A senior rabbi is alleged to have spoken on Shabbat and referred to the Dayanim of the London Beth Din as being corrupt and also spoke disparagingly about the Chief Rabbi, advising all his congregants to do the opposite of whatever the Chief Rabbi says. Is it ever right for a Rabbi to use his pulpit for this purpose and is it ever acceptable to make such allegations?
In a word or two – no and no. There was a voice note circulating right after Shabbat where someone was giving a breathless account of what this rabbi supposedly said on Shabbat. The voice on the recording was so impassioned about what his rabbi had to say and suggesting that everyone in the congregation was uplifted from the speech.
How pray tell, does one get uplifted from a rabbi maligning other rabbis?

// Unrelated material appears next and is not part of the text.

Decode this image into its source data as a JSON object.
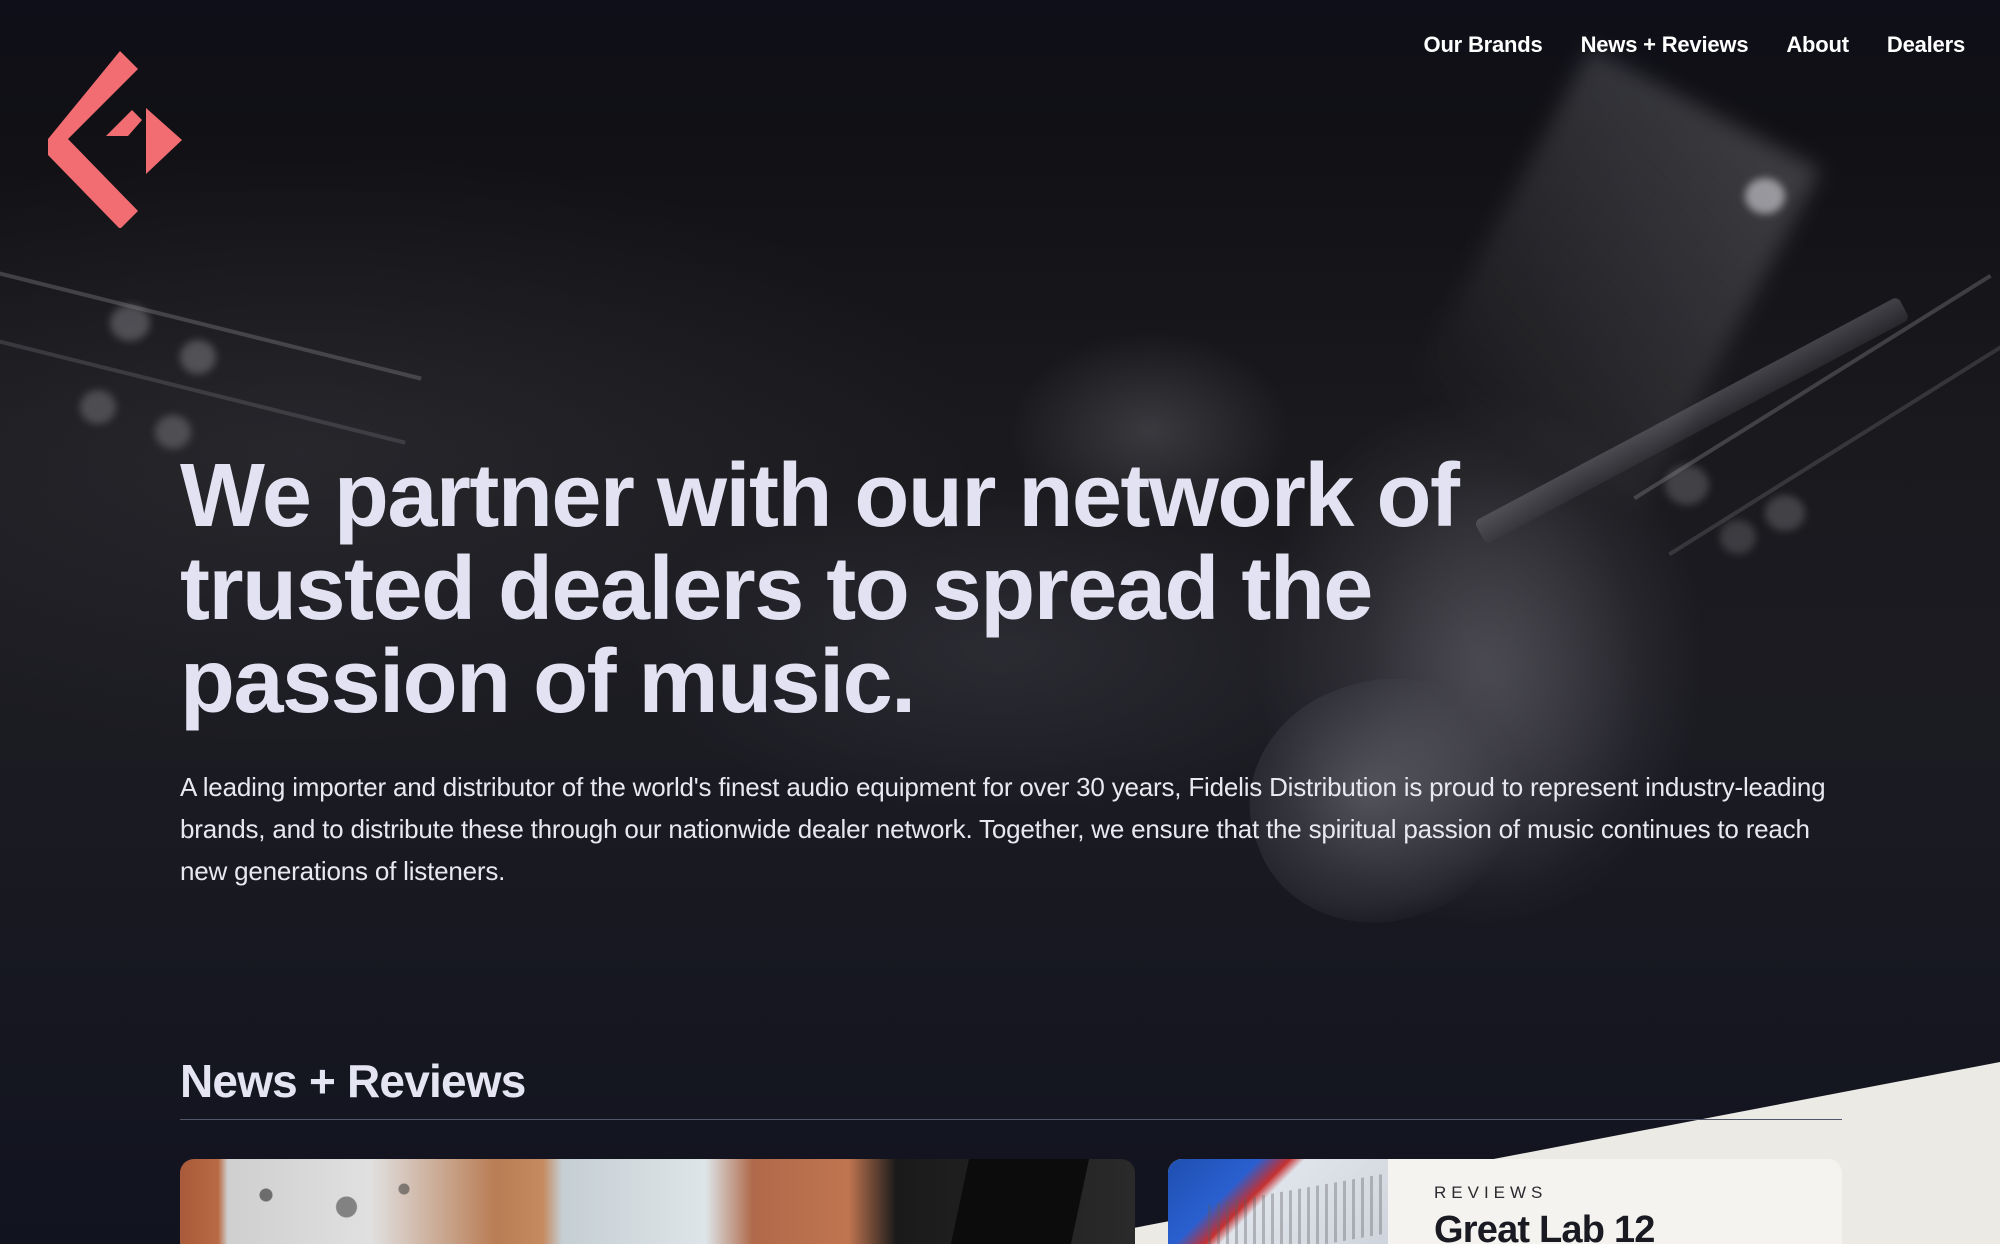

If it’s true, what does that say about the congregation, and I suppose they then deserve the rabbi they have. If it’s not true, then the source of the voice note ought to get up in front of his whole community and ask forgiveness for suggesting they get spiritually uplifted from supposed venom spewed by their rabbi.
Should a pulpit be used for speaking lashon hora? Never, ever. Even when certain knowledge is in the public domain, there will always be those oblivious to rumours, and bringing it to their attention, from the pulpit, on Shabbat, is unconscionable.

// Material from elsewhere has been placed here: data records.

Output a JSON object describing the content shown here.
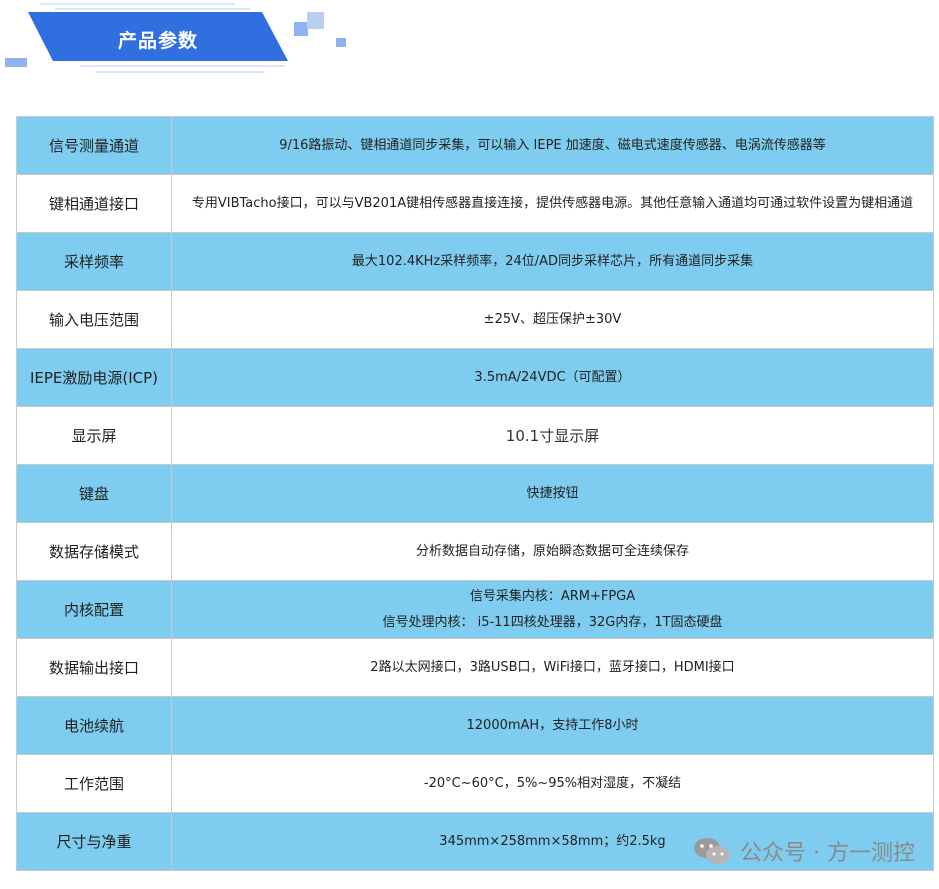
{
  "header": {
    "title": "产品参数"
  },
  "colors": {
    "banner": "#2f6fdf",
    "row_blue": "#7ecdf0",
    "row_white": "#ffffff",
    "accent_square": "#8eb3f0"
  },
  "specs": [
    {
      "label": "信号测量通道",
      "values": [
        "9/16路振动、键相通道同步采集，可以输入 IEPE 加速度、磁电式速度传感器、电涡流传感器等"
      ]
    },
    {
      "label": "键相通道接口",
      "values": [
        "专用VIBTacho接口，可以与VB201A键相传感器直接连接，提供传感器电源。其他任意输入通道均可通过软件设置为键相通道"
      ]
    },
    {
      "label": "采样频率",
      "values": [
        "最大102.4KHz采样频率，24位/AD同步采样芯片，所有通道同步采集"
      ]
    },
    {
      "label": "输入电压范围",
      "values": [
        "±25V、超压保护±30V"
      ]
    },
    {
      "label": "IEPE激励电源(ICP)",
      "values": [
        "3.5mA/24VDC（可配置）"
      ]
    },
    {
      "label": "显示屏",
      "values": [
        "10.1寸显示屏"
      ]
    },
    {
      "label": "键盘",
      "values": [
        "快捷按钮"
      ]
    },
    {
      "label": "数据存储模式",
      "values": [
        "分析数据自动存储，原始瞬态数据可全连续保存"
      ]
    },
    {
      "label": "内核配置",
      "values": [
        "信号采集内核：ARM+FPGA",
        "信号处理内核： i5-11四核处理器，32G内存，1T固态硬盘"
      ]
    },
    {
      "label": "数据输出接口",
      "values": [
        "2路以太网接口，3路USB口，WiFi接口，蓝牙接口，HDMI接口"
      ]
    },
    {
      "label": "电池续航",
      "values": [
        "12000mAH，支持工作8小时"
      ]
    },
    {
      "label": "工作范围",
      "values": [
        "-20°C~60°C，5%~95%相对湿度，不凝结"
      ]
    },
    {
      "label": "尺寸与净重",
      "values": [
        "345mm×258mm×58mm；约2.5kg"
      ]
    }
  ],
  "watermark": {
    "text": "公众号 · 方一测控",
    "icon": "wechat-icon"
  }
}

Moreover, if, as is reported, disparaging things were supposedly said about the Dayanim of the London Beth Din, referring to them as corrupt and apparently suggesting that they’re blinded by the money they get paid, that is tale-bearing, gossiping, malicious slander and every other associated offence rolled into one.
Furthermore, if, as reported, apparent denigrating remarks were made about the Chief Rabbi, and equating listening to him is like listening to the Nazis – “always do the opposite of what he says,” then the onus is on the synagogual body to which he belongs – in this case, the Union of Orthodox Hebrew Congregations – to censor him and make him publically apologise for his remarks. Otherwise, they are complicit.

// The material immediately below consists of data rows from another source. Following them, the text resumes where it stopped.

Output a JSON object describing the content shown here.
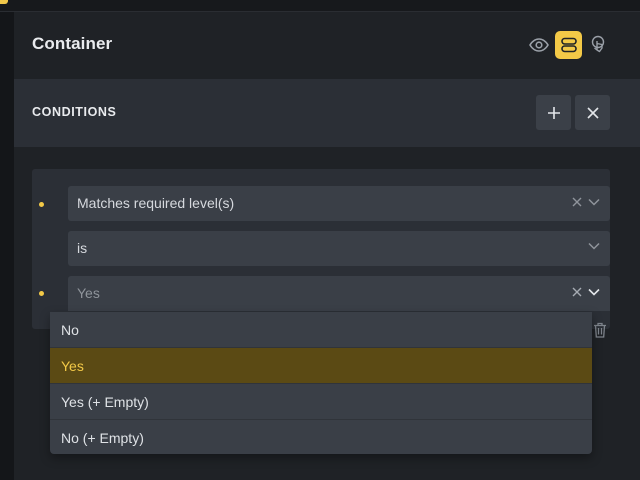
{
  "panel": {
    "title": "Container"
  },
  "header_icons": [
    {
      "name": "eye-icon"
    },
    {
      "name": "conditions-toggle-icon",
      "active": true,
      "color": "#f3c947"
    },
    {
      "name": "interaction-icon"
    }
  ],
  "conditions": {
    "title": "CONDITIONS",
    "add_icon": "plus-icon",
    "close_icon": "x-icon"
  },
  "condition": {
    "field_value": "Matches required level(s)",
    "operator_value": "is",
    "value_placeholder": "Yes"
  },
  "dropdown": {
    "options": [
      {
        "label": "No",
        "selected": false
      },
      {
        "label": "Yes",
        "selected": true
      },
      {
        "label": "Yes (+ Empty)",
        "selected": false
      },
      {
        "label": "No (+ Empty)",
        "selected": false
      }
    ]
  },
  "colors": {
    "accent": "#f3c947",
    "selected_bg": "#5b4a14"
  }
}
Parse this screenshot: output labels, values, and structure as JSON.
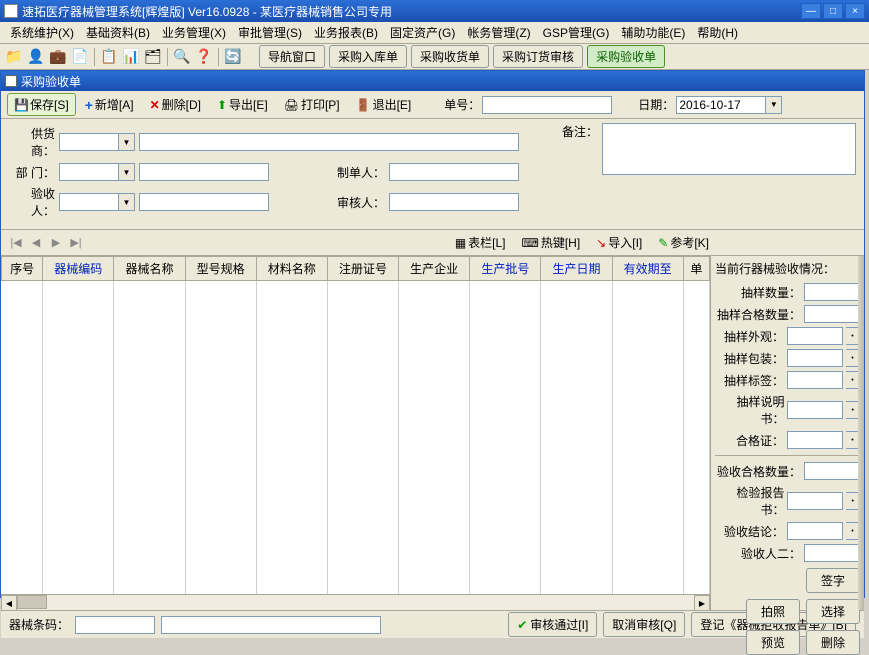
{
  "titlebar": {
    "text": "速拓医疗器械管理系统[辉煌版] Ver16.0928  -  某医疗器械销售公司专用"
  },
  "menubar": {
    "items": [
      "系统维护(X)",
      "基础资料(B)",
      "业务管理(X)",
      "审批管理(S)",
      "业务报表(B)",
      "固定资产(G)",
      "帐务管理(Z)",
      "GSP管理(G)",
      "辅助功能(E)",
      "帮助(H)"
    ]
  },
  "navbtns": {
    "items": [
      "导航窗口",
      "采购入库单",
      "采购收货单",
      "采购订货审核",
      "采购验收单"
    ]
  },
  "subwindow": {
    "title": "采购验收单"
  },
  "actions": {
    "save": "保存[S]",
    "add": "新增[A]",
    "delete": "删除[D]",
    "export": "导出[E]",
    "print": "打印[P]",
    "exit": "退出[E]",
    "billno_lbl": "单号：",
    "date_lbl": "日期：",
    "date_val": "2016-10-17"
  },
  "form": {
    "supplier_lbl": "供货商：",
    "dept_lbl": "部 门：",
    "receiver_lbl": "验收人：",
    "maker_lbl": "制单人：",
    "auditor_lbl": "审核人：",
    "remark_lbl": "备注："
  },
  "midbar": {
    "items": [
      "表栏[L]",
      "热键[H]",
      "导入[I]",
      "参考[K]"
    ]
  },
  "grid": {
    "headers": [
      {
        "t": "序号",
        "blue": false
      },
      {
        "t": "器械编码",
        "blue": true
      },
      {
        "t": "器械名称",
        "blue": false
      },
      {
        "t": "型号规格",
        "blue": false
      },
      {
        "t": "材料名称",
        "blue": false
      },
      {
        "t": "注册证号",
        "blue": false
      },
      {
        "t": "生产企业",
        "blue": false
      },
      {
        "t": "生产批号",
        "blue": true
      },
      {
        "t": "生产日期",
        "blue": true
      },
      {
        "t": "有效期至",
        "blue": true
      },
      {
        "t": "单",
        "blue": false
      }
    ]
  },
  "side": {
    "title": "当前行器械验收情况：",
    "rows1": [
      {
        "lbl": "抽样数量：",
        "dd": false
      },
      {
        "lbl": "抽样合格数量：",
        "dd": false
      },
      {
        "lbl": "抽样外观：",
        "dd": true
      },
      {
        "lbl": "抽样包装：",
        "dd": true
      },
      {
        "lbl": "抽样标签：",
        "dd": true
      },
      {
        "lbl": "抽样说明书：",
        "dd": true
      },
      {
        "lbl": "合格证：",
        "dd": true
      }
    ],
    "rows2": [
      {
        "lbl": "验收合格数量：",
        "dd": false
      },
      {
        "lbl": "检验报告书：",
        "dd": true
      },
      {
        "lbl": "验收结论：",
        "dd": true
      },
      {
        "lbl": "验收人二：",
        "dd": false
      }
    ],
    "sign": "签字",
    "photo": "拍照",
    "select": "选择",
    "preview": "预览",
    "del": "删除"
  },
  "bottom": {
    "barcode_lbl": "器械条码：",
    "audit_pass": "审核通过[I]",
    "audit_cancel": "取消审核[Q]",
    "register": "登记《器械拒收报告单》[B]"
  }
}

What with Purim coming up, it is worthwhile remembering the words of Haman when describing the Jewish nation to the king, “They are dispersed amongst the nations.” The commentaries observe that it is the dispersion, the divisiveness that makes us ripe for the picking and in peril. Thus the immediate antidote was when Queen Esther’s immediate instruction was, “go and gather all the Jewish people.” Rehabilitation happens through unity.
If rabbis use their pulpits to feed into Haman’s diatribe, then they are directly responsible for bringing the Jewish community into jeopardy. Rabbis are meant to teach and pulpits are intended to be used to inspire. It’s not too late to be conciliatory and embrace the dictum of Esther such that, as per the end of the Megillah, “to the Jews there was light and joy and gladness and honour.”
Can I date without marriage?
Is it wrong for me to date my non-Jewish friend if I have no intention of marrying him?
Not any more so than sitting in front of a fry-up at McDonald’s with an empty stomach and promising yourself you won’t eat. You’d have to be either masochistic or enjoy playing with fire. Either way, it is wrong for us to walk down the path of temptation, lest we stumble.
Is It Right to Drink on Purim?
Last year my son got arrested on Purim because he was driving while under the influence. He was nineteen at the time and the peer pressure from his friends encouraged him. I am all for having a good time but can you please get a message out there that people should drink responsibly.
A policeman was sitting in his car outside a Purim party hoping to catch someone on the night. He got very excited when he saw one man come staggering out of the party swaying to and fro holding a set of car keys. The policeman fixed his eyes on him waiting with glee. The guy tried one car, then another. The policeman was delighted – it had made his wait worthwhile. Meanwhile, people are leaving the party but this policeman had his prey – waiting to pounce. Finally the guy gets into the right car, and first the window wipers go on. Then the radio is blaring. More and more people are leaving the party and finally when all is still, this man starts up his engine and proceeds to drive. The policeman – his moment has arrived – zooms out in front of him and orders him out of the car. The man gets out. “Blow into this.” The man blows into the breathalyser. Nothing. The policeman changes it for another one. Still nothing. “These must be broken. You’re going to have to come down to the station with me.” The man looks up to him: “You know you’re wasting your time don’t you?” The policeman looks to him: “Why’s that?” “Because I’m tonight’s designated decoy.”
Drinking on Purim is a mitzvah. Putting yourself in danger is a sin. So drink responsibly; do it for all the right reasons – to engender happiness – and don’t do anything stupid.
By Rabbi YY Schochet